Did you ever have to sit at the dinner table as a kid until you finished the vegetable incarnation of your nemesis? “There are starving children in Ethiopia and you will sit here until you finish your vegetables!!” How many parents used that threat to get their kids to clean their plates? I don’t think I was a terribly picky kid, but I do have just one haunting memory of being left at the kitchen table long after the dishes were done, lights off, back door checked and locked, and my brother tucked in bed with the dog by his side. And sitting before me was my unfinished dinner, something green staring back up at me, refusing to disappear no matter how much I pushed it around with my fork and willed it to go away.
I don’t remember what vegetable it was, but I suspect it was… gulp… brussels sprouts. I think SUE! only made them once when I was a kid, and they were boiled, bitter, soggy, grayish lumps on the plate. I think she told us that she made them because my Dad liked them. I have no doubt that he cleaned his plate. But then again he learned early on that EVERYTHING Mom makes tastes delicious. (No doubt a strong Pillar Of Truth in their 35+ year marriage.)
Thusly, brussels sprouts were crossed off the list of acceptable dinner components long ago. And then a few years ago, I saw them at the farmer’s market in their natural packaging, all lined up on a stalk cut straight from the field. I was instantly intrigued. They looked just like my first grade Christmas pageant instrument of choice – the jingle bells stick! I had to figure out how to make them delicious.

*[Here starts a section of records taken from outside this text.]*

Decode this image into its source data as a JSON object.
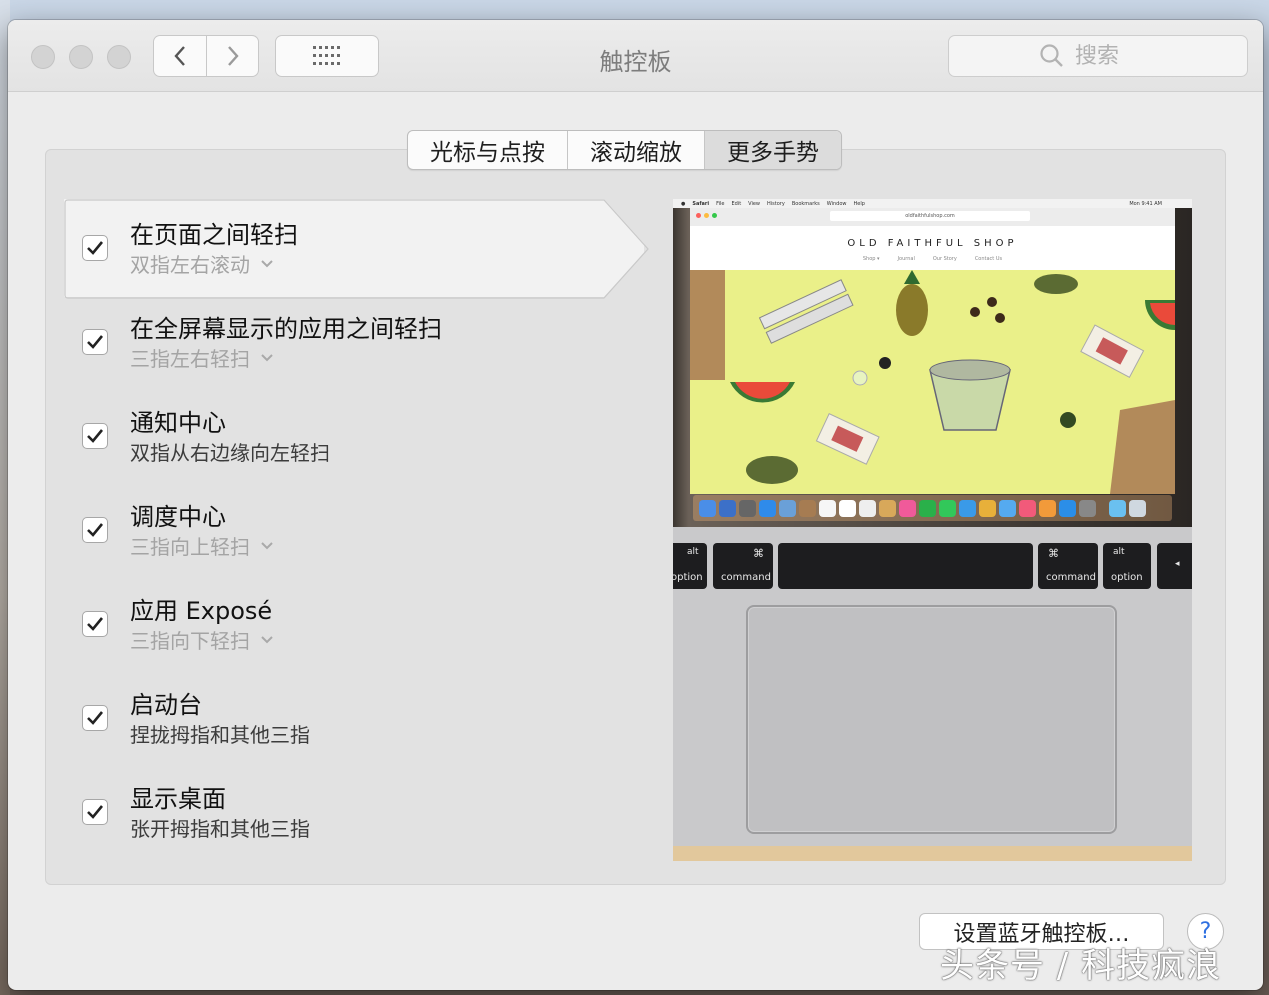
{
  "window": {
    "title": "触控板"
  },
  "search": {
    "placeholder": "搜索"
  },
  "tabs": [
    {
      "label": "光标与点按"
    },
    {
      "label": "滚动缩放"
    },
    {
      "label": "更多手势"
    }
  ],
  "selected_tab": "更多手势",
  "gestures": [
    {
      "title": "在页面之间轻扫",
      "subtitle": "双指左右滚动",
      "has_menu": true,
      "checked": true,
      "selected": true
    },
    {
      "title": "在全屏幕显示的应用之间轻扫",
      "subtitle": "三指左右轻扫",
      "has_menu": true,
      "checked": true
    },
    {
      "title": "通知中心",
      "subtitle": "双指从右边缘向左轻扫",
      "has_menu": false,
      "checked": true
    },
    {
      "title": "调度中心",
      "subtitle": "三指向上轻扫",
      "has_menu": true,
      "checked": true
    },
    {
      "title": "应用 Exposé",
      "subtitle": "三指向下轻扫",
      "has_menu": true,
      "checked": true
    },
    {
      "title": "启动台",
      "subtitle": "捏拢拇指和其他三指",
      "has_menu": false,
      "checked": true
    },
    {
      "title": "显示桌面",
      "subtitle": "张开拇指和其他三指",
      "has_menu": false,
      "checked": true
    }
  ],
  "preview": {
    "menubar": [
      "Safari",
      "File",
      "Edit",
      "View",
      "History",
      "Bookmarks",
      "Window",
      "Help"
    ],
    "clock": "Mon 9:41 AM",
    "url": "oldfaithfulshop.com",
    "shop_title": "OLD FAITHFUL SHOP",
    "shop_nav": [
      "Shop ▾",
      "Journal",
      "Our Story",
      "Contact Us"
    ],
    "keys": {
      "alt": "alt",
      "option": "option",
      "command": "command",
      "cmd_symbol": "⌘",
      "arrow": "◂"
    }
  },
  "buttons": {
    "setup": "设置蓝牙触控板…",
    "help": "?"
  },
  "watermark": "头条号 / 科技疯浪",
  "colors": {
    "panel": "#e2e2e2",
    "window": "#ececec",
    "help_accent": "#2e6fe0"
  }
}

Brussels sprouts are in the same family as cabbage, broccoli, kale, and collard greens. They’re chock full of vitamin A and C, folic acid, and fiber, and are said to be excellent at warding off colon cancer. The trick is to get them fresh, pick the small ones, and eat them straight out of the oven. They’re quite delicious when simply roasted with some olive oil, salt and pepper, and they go beautifully with roasted yams, beets, squash, or potatoes.
But sometimes you have to get fancy, and this is the equivalent of a Brussels sprouts encore. Browned with sweet hazelnuts, a hint of honey and kick of citrus. These are no boiled brussels sprouts, guaranteed. If thinking about this veggie conjures up bad childhood memories for you, too, consider giving them another try in this preparation. I’m willing to bet that you’ll become a converted brussels sprouts lover, too. Enjoy!
Brussels Sprouts with Toasted Hazelnut Butter
Click here to print this recipe.
Adapted From: Fine Cooking Magazine, October/November 2009
Serves: 6 to 8
Time to prepare: 30 minutes
For the Butter:
½ cup hazelnuts (about 1 ounce)
3 tablespoons unsalted butter, softened
2 teaspoons finely grated lemon zest
1½ teaspoon chopped fresh thyme
½ teaspoon honey
For the Brussels Sprouts:
1½ tablespoon extra virgin olive oil
1¾ pound small brussels sprouts, ends trimmed, damaged outer leaves removed (if any) and cut into quarters
½ cup chicken broth
Make the Butter:
Heat the oven to 400 degrees. Put the hazelnuts on a small rimmed baking sheet, and roast until they are a deep golden-brown color and the skins are splitting – about 5 to 6 minutes.
Wrap the nuts in a clean kitchen towel, cool for a few minutes, then remove the skins by rubbing the nuts together in the kitchen towel while still warm. Don’t worry about completely removing the skins.
Let the nuts cool off for about 10 minutes, then finely chop ¼ cup of the nuts in a small food processor until very finely ground (but not to the point that they turn to nut butter). Coarsely chop the remaining nuts for garnish.
Mix the finely chopped nuts, butter, lemon zest, thyme, honey and ¼ teaspoon salt in a small bowl and mix with a spatula until well combined.
Cook the Brussels Sprouts:
Heat the oil in a 12-inch non-stick skillet over medium heat. Add the sprouts and 1½ teaspoon salt and stir to coat.
Reduce the heat to medium and cook, stirring occasionally until all of the sprouts are golden brown on most sides and have lost their raw color (they should still feel firm), 15 to 18 minutes.
Add the broth and immediately cover the pan. Cook until the broth has reduced to a few tablespoons, about 2 minutes. Uncover, raise the heat to high and boil off most of the remaining liquid, 1 to 2 minutes.
Take the pan off the heat and add the hazelnut butter in spoonfuls. Toss well and season to taste with salt. Garnish with reserved hazelnuts.
Do ahead: Trim and quarter the brussels sprouts, and make the butter ahead of time then cook and assemble at mealtime.